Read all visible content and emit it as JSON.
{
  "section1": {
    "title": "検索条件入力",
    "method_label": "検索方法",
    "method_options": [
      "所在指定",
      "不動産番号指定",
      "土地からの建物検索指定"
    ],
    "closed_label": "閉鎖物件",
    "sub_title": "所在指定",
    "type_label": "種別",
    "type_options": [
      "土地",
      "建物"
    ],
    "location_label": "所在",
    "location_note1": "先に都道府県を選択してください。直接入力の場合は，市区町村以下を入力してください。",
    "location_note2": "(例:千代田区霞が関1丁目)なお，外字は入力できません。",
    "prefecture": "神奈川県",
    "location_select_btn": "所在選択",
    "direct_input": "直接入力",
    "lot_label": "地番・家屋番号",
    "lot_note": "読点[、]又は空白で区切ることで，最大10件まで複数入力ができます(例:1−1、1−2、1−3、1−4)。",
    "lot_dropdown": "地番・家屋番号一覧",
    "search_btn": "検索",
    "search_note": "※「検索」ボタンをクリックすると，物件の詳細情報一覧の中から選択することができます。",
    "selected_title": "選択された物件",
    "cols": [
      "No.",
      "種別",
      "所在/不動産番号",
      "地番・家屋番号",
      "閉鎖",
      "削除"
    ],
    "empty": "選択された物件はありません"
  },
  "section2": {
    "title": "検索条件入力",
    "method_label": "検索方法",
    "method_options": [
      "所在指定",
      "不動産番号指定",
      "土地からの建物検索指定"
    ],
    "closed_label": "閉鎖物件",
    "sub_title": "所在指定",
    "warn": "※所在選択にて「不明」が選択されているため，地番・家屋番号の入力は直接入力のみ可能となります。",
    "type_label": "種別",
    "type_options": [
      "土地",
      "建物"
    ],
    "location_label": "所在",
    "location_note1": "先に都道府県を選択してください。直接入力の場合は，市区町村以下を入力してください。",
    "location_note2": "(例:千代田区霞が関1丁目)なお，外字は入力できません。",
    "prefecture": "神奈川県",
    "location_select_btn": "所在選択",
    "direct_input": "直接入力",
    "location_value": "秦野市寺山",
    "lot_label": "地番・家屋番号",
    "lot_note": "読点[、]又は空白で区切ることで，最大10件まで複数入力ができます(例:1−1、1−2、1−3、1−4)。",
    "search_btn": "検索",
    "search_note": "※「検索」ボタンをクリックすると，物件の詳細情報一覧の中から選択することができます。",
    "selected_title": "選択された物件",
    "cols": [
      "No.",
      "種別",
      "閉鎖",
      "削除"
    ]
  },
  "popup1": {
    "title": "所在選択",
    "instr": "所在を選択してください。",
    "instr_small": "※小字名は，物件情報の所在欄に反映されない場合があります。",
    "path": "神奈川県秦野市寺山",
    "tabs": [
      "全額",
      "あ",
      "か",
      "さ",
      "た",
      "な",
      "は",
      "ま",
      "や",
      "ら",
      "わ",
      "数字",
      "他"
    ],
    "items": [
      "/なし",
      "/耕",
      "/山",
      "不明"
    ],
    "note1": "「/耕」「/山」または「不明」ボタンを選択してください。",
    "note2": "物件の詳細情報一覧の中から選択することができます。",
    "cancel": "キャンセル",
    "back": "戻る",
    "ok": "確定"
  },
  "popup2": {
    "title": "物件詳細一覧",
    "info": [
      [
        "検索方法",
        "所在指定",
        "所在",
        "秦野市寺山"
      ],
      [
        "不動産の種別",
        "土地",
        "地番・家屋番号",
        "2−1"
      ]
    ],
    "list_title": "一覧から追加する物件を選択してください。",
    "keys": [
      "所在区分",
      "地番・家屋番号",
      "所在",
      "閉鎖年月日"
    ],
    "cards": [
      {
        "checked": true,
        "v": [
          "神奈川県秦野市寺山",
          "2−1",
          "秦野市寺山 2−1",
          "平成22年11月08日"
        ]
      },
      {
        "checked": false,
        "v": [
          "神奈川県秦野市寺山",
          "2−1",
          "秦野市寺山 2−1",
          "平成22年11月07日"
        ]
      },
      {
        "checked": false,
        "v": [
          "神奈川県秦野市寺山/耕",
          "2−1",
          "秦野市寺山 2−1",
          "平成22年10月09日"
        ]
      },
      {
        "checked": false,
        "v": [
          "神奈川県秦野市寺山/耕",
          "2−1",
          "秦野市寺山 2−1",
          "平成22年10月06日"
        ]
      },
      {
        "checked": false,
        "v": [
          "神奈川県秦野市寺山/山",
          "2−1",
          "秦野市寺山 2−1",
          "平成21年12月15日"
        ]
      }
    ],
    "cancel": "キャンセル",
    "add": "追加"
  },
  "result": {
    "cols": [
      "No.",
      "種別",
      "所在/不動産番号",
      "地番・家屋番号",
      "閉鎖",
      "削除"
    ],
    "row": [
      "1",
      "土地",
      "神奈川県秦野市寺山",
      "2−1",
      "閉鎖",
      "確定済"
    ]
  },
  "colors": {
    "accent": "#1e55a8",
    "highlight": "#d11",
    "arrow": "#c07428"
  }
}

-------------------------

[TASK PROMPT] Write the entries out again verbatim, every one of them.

[TASK RESPONSE]
Read all visible content and emit it as JSON.
{
  "section1": {
    "title": "検索条件入力",
    "method_label": "検索方法",
    "method_options": [
      "所在指定",
      "不動産番号指定",
      "土地からの建物検索指定"
    ],
    "closed_label": "閉鎖物件",
    "sub_title": "所在指定",
    "type_label": "種別",
    "type_options": [
      "土地",
      "建物"
    ],
    "location_label": "所在",
    "location_note1": "先に都道府県を選択してください。直接入力の場合は，市区町村以下を入力してください。",
    "location_note2": "(例:千代田区霞が関1丁目)なお，外字は入力できません。",
    "prefecture": "神奈川県",
    "location_select_btn": "所在選択",
    "direct_input": "直接入力",
    "lot_label": "地番・家屋番号",
    "lot_note": "読点[、]又は空白で区切ることで，最大10件まで複数入力ができます(例:1−1、1−2、1−3、1−4)。",
    "lot_dropdown": "地番・家屋番号一覧",
    "search_btn": "検索",
    "search_note": "※「検索」ボタンをクリックすると，物件の詳細情報一覧の中から選択することができます。",
    "selected_title": "選択された物件",
    "cols": [
      "No.",
      "種別",
      "所在/不動産番号",
      "地番・家屋番号",
      "閉鎖",
      "削除"
    ],
    "empty": "選択された物件はありません"
  },
  "section2": {
    "title": "検索条件入力",
    "method_label": "検索方法",
    "method_options": [
      "所在指定",
      "不動産番号指定",
      "土地からの建物検索指定"
    ],
    "closed_label": "閉鎖物件",
    "sub_title": "所在指定",
    "warn": "※所在選択にて「不明」が選択されているため，地番・家屋番号の入力は直接入力のみ可能となります。",
    "type_label": "種別",
    "type_options": [
      "土地",
      "建物"
    ],
    "location_label": "所在",
    "location_note1": "先に都道府県を選択してください。直接入力の場合は，市区町村以下を入力してください。",
    "location_note2": "(例:千代田区霞が関1丁目)なお，外字は入力できません。",
    "prefecture": "神奈川県",
    "location_select_btn": "所在選択",
    "direct_input": "直接入力",
    "location_value": "秦野市寺山",
    "lot_label": "地番・家屋番号",
    "lot_note": "読点[、]又は空白で区切ることで，最大10件まで複数入力ができます(例:1−1、1−2、1−3、1−4)。",
    "search_btn": "検索",
    "search_note": "※「検索」ボタンをクリックすると，物件の詳細情報一覧の中から選択することができます。",
    "selected_title": "選択された物件",
    "cols": [
      "No.",
      "種別",
      "閉鎖",
      "削除"
    ]
  },
  "popup1": {
    "title": "所在選択",
    "instr": "所在を選択してください。",
    "instr_small": "※小字名は，物件情報の所在欄に反映されない場合があります。",
    "path": "神奈川県秦野市寺山",
    "tabs": [
      "全額",
      "あ",
      "か",
      "さ",
      "た",
      "な",
      "は",
      "ま",
      "や",
      "ら",
      "わ",
      "数字",
      "他"
    ],
    "items": [
      "/なし",
      "/耕",
      "/山",
      "不明"
    ],
    "note1": "「/耕」「/山」または「不明」ボタンを選択してください。",
    "note2": "物件の詳細情報一覧の中から選択することができます。",
    "cancel": "キャンセル",
    "back": "戻る",
    "ok": "確定"
  },
  "popup2": {
    "title": "物件詳細一覧",
    "info": [
      [
        "検索方法",
        "所在指定",
        "所在",
        "秦野市寺山"
      ],
      [
        "不動産の種別",
        "土地",
        "地番・家屋番号",
        "2−1"
      ]
    ],
    "list_title": "一覧から追加する物件を選択してください。",
    "keys": [
      "所在区分",
      "地番・家屋番号",
      "所在",
      "閉鎖年月日"
    ],
    "cards": [
      {
        "checked": true,
        "v": [
          "神奈川県秦野市寺山",
          "2−1",
          "秦野市寺山 2−1",
          "平成22年11月08日"
        ]
      },
      {
        "checked": false,
        "v": [
          "神奈川県秦野市寺山",
          "2−1",
          "秦野市寺山 2−1",
          "平成22年11月07日"
        ]
      },
      {
        "checked": false,
        "v": [
          "神奈川県秦野市寺山/耕",
          "2−1",
          "秦野市寺山 2−1",
          "平成22年10月09日"
        ]
      },
      {
        "checked": false,
        "v": [
          "神奈川県秦野市寺山/耕",
          "2−1",
          "秦野市寺山 2−1",
          "平成22年10月06日"
        ]
      },
      {
        "checked": false,
        "v": [
          "神奈川県秦野市寺山/山",
          "2−1",
          "秦野市寺山 2−1",
          "平成21年12月15日"
        ]
      }
    ],
    "cancel": "キャンセル",
    "add": "追加"
  },
  "result": {
    "cols": [
      "No.",
      "種別",
      "所在/不動産番号",
      "地番・家屋番号",
      "閉鎖",
      "削除"
    ],
    "row": [
      "1",
      "土地",
      "神奈川県秦野市寺山",
      "2−1",
      "閉鎖",
      "確定済"
    ]
  },
  "colors": {
    "accent": "#1e55a8",
    "highlight": "#d11",
    "arrow": "#c07428"
  }
}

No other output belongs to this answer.